you the evidence that relates to those issues. %y doing this, I hope I can help you recall the evidence and understand how it relates to the issues that you will be asked to decide. You must always keep in mind, however, that to decide this case, you rely on what you remember the evidence was, not what counsel or I say it was. &fter that, I will summari'e the positions that (r. )eith *yrikson and (r. %rent !avidson for the rown and (s. +oberta ampbell and (s. )risten ones for the accused ory $cott Tymchyshyn and (s. -erri Wiebe and (s. (ichelle %right for the accused )ristopher !on %rincheski have put forward in their closing addresses.The last thing I will e#plain for you is what verdicts you may return and how you should approach your discussion of the case in the jury room.

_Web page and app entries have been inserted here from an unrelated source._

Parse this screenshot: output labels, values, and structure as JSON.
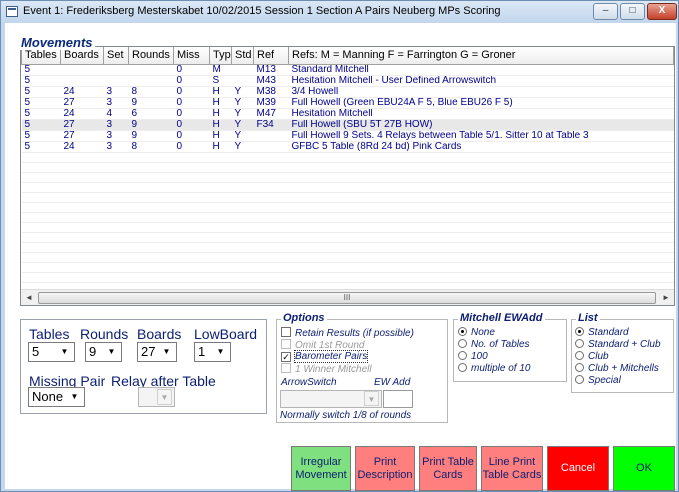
{
  "window": {
    "title": "Event 1:  Frederiksberg Mesterskabet 10/02/2015 Session 1 Section A Pairs Neuberg MPs Scoring",
    "min_symbol": "–",
    "max_symbol": "□",
    "close_symbol": "X"
  },
  "movements": {
    "group_title": "Movements",
    "columns": [
      "Tables",
      "Boards",
      "Set",
      "Rounds",
      "Miss",
      "Typ",
      "Std",
      "Ref",
      "Refs: M = Manning  F = Farrington  G = Groner"
    ],
    "rows": [
      [
        "5",
        "",
        "",
        "",
        "0",
        "M",
        "",
        "M13",
        "Standard Mitchell"
      ],
      [
        "5",
        "",
        "",
        "",
        "0",
        "S",
        "",
        "M43",
        "Hesitation Mitchell - User Defined Arrowswitch"
      ],
      [
        "5",
        "24",
        "3",
        "8",
        "0",
        "H",
        "Y",
        "M38",
        "3/4 Howell"
      ],
      [
        "5",
        "27",
        "3",
        "9",
        "0",
        "H",
        "Y",
        "M39",
        "Full Howell (Green EBU24A F 5, Blue EBU26 F 5)"
      ],
      [
        "5",
        "24",
        "4",
        "6",
        "0",
        "H",
        "Y",
        "M47",
        "Hesitation Mitchell"
      ],
      [
        "5",
        "27",
        "3",
        "9",
        "0",
        "H",
        "Y",
        "F34",
        "Full Howell (SBU 5T 27B HOW)"
      ],
      [
        "5",
        "27",
        "3",
        "9",
        "0",
        "H",
        "Y",
        "",
        "Full Howell 9 Sets. 4 Relays between Table 5/1. Sitter 10 at Table 3"
      ],
      [
        "5",
        "24",
        "3",
        "8",
        "0",
        "H",
        "Y",
        "",
        "GFBC 5 Table (8Rd 24 bd) Pink Cards"
      ]
    ],
    "selected_row": 5,
    "scroll_left": "◄",
    "scroll_right": "►",
    "scroll_thumb": "III"
  },
  "settings": {
    "tables_label": "Tables",
    "tables_value": "5",
    "rounds_label": "Rounds",
    "rounds_value": "9",
    "boards_label": "Boards",
    "boards_value": "27",
    "lowboard_label": "LowBoard",
    "lowboard_value": "1",
    "missing_pair_label": "Missing Pair",
    "missing_pair_value": "None",
    "relay_label": "Relay after Table",
    "relay_value": ""
  },
  "options": {
    "legend": "Options",
    "retain_results": "Retain Results (if possible)",
    "omit_first_round": "Omit 1st Round",
    "barometer_pairs": "Barometer Pairs",
    "winner_mitchell": "1 Winner Mitchell",
    "barometer_checked": "✓",
    "arrowswitch_label": "ArrowSwitch",
    "ew_add_label": "EW Add",
    "note": "Normally switch 1/8 of rounds"
  },
  "mitchell_ewadd": {
    "legend": "Mitchell EWAdd",
    "choices": [
      "None",
      "No. of Tables",
      "100",
      "multiple of 10"
    ],
    "selected": 0
  },
  "list": {
    "legend": "List",
    "choices": [
      "Standard",
      "Standard + Club",
      "Club",
      "Club + Mitchells",
      "Special"
    ],
    "selected": 0
  },
  "buttons": {
    "irregular": "Irregular\nMovement",
    "print_description": "Print\nDescription",
    "print_table_cards": "Print Table\nCards",
    "line_print": "Line Print\nTable Cards",
    "cancel": "Cancel",
    "ok": "OK"
  },
  "colors": {
    "irregular_bg": "#7fe07f",
    "print_bg": "#ff7f7f",
    "cancel_bg": "#ff0000",
    "ok_bg": "#00ff00"
  },
  "arrow_symbol": "▼"
}
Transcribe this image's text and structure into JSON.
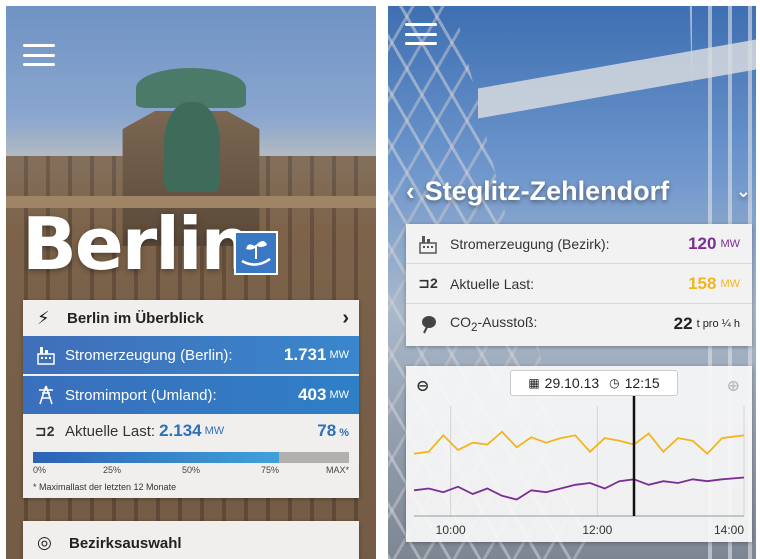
{
  "left_screen": {
    "city_title": "Berlin",
    "overview": {
      "title": "Berlin im Überblick",
      "rows": [
        {
          "label": "Stromerzeugung (Berlin):",
          "value": "1.731",
          "unit": "MW"
        },
        {
          "label": "Stromimport (Umland):",
          "value": "403",
          "unit": "MW"
        }
      ],
      "load": {
        "label": "Aktuelle Last:",
        "value": "2.134",
        "unit": "MW",
        "percent": "78",
        "percent_unit": "%",
        "fill_percent": 78
      },
      "scale_ticks": [
        "0%",
        "25%",
        "50%",
        "75%",
        "MAX*"
      ],
      "footnote": "* Maximallast der letzten 12 Monate"
    },
    "district_select": {
      "label": "Bezirksauswahl"
    }
  },
  "right_screen": {
    "district_name": "Steglitz-Zehlendorf",
    "stats": [
      {
        "label": "Stromerzeugung (Bezirk):",
        "value": "120",
        "unit": "MW",
        "color": "#7b2d95"
      },
      {
        "label": "Aktuelle Last:",
        "value": "158",
        "unit": "MW",
        "color": "#f2b51c"
      },
      {
        "label_prefix": "CO",
        "label_sub": "2",
        "label_suffix": "-Ausstoß:",
        "value": "22",
        "unit": "t pro ¼ h",
        "color": "#222222"
      }
    ],
    "chart": {
      "date": "29.10.13",
      "time": "12:15"
    }
  },
  "chart_data": {
    "type": "line",
    "title": "",
    "xlabel": "",
    "ylabel": "",
    "x_ticks": [
      "10:00",
      "12:00",
      "14:00"
    ],
    "x_range_hours": [
      9.5,
      14.0
    ],
    "y_range": [
      80,
      200
    ],
    "cursor_time_hours": 12.5,
    "x": [
      9.5,
      9.7,
      9.9,
      10.1,
      10.3,
      10.5,
      10.7,
      10.9,
      11.1,
      11.3,
      11.5,
      11.7,
      11.9,
      12.1,
      12.3,
      12.5,
      12.7,
      12.9,
      13.1,
      13.3,
      13.5,
      13.7,
      14.0
    ],
    "series": [
      {
        "color": "#f2b51c",
        "values": [
          148,
          150,
          168,
          152,
          160,
          158,
          172,
          155,
          166,
          160,
          165,
          168,
          150,
          165,
          162,
          158,
          170,
          150,
          165,
          162,
          148,
          165,
          168
        ]
      },
      {
        "color": "#7b2d95",
        "values": [
          108,
          110,
          106,
          112,
          104,
          110,
          102,
          98,
          108,
          106,
          110,
          114,
          116,
          110,
          118,
          120,
          114,
          118,
          116,
          120,
          118,
          120,
          122
        ]
      }
    ]
  },
  "icons": {
    "menu": "hamburger-icon",
    "bolt": "⚡",
    "chevron_right": "›",
    "chevron_left": "‹",
    "chevron_down": "⌄",
    "load": "⊐2",
    "district": "◎",
    "zoom_out": "⊖",
    "zoom_in": "⊕",
    "calendar": "▦",
    "clock": "◷"
  }
}
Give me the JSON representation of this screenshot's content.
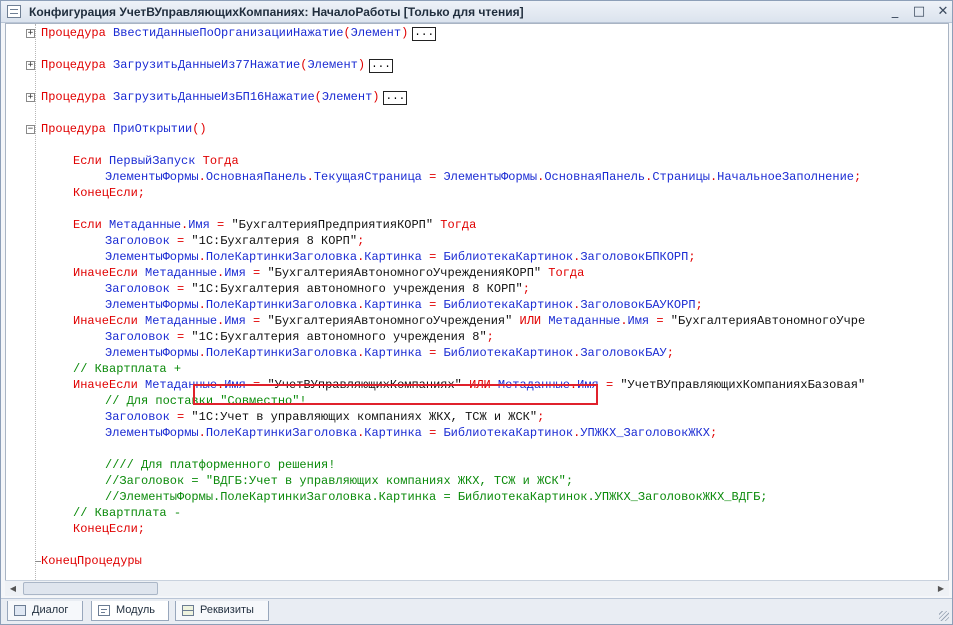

R*%)*#('v* D,('*% o J,/* & J,!
In every criminal jury trial, there are two judges. In this trial, I am the judge of the law. You are the judges of the facts. &s judge of the law, it is my duty to preside over the trial. I decide what evidence the law permits you to hear and consider and what procedure we will follow in the case. &t the end of the evidence and addresses, I will e#plain to you the rules of law that you must follow and apply to make your decision. &s judges of the facts, your first duty is to decide what the facts are in this case. You make that decision from all of the evidence given during the trial. There will be no more evidence. You consider nothing else. You are entitled to come to common sense conclusions based on the evidence that you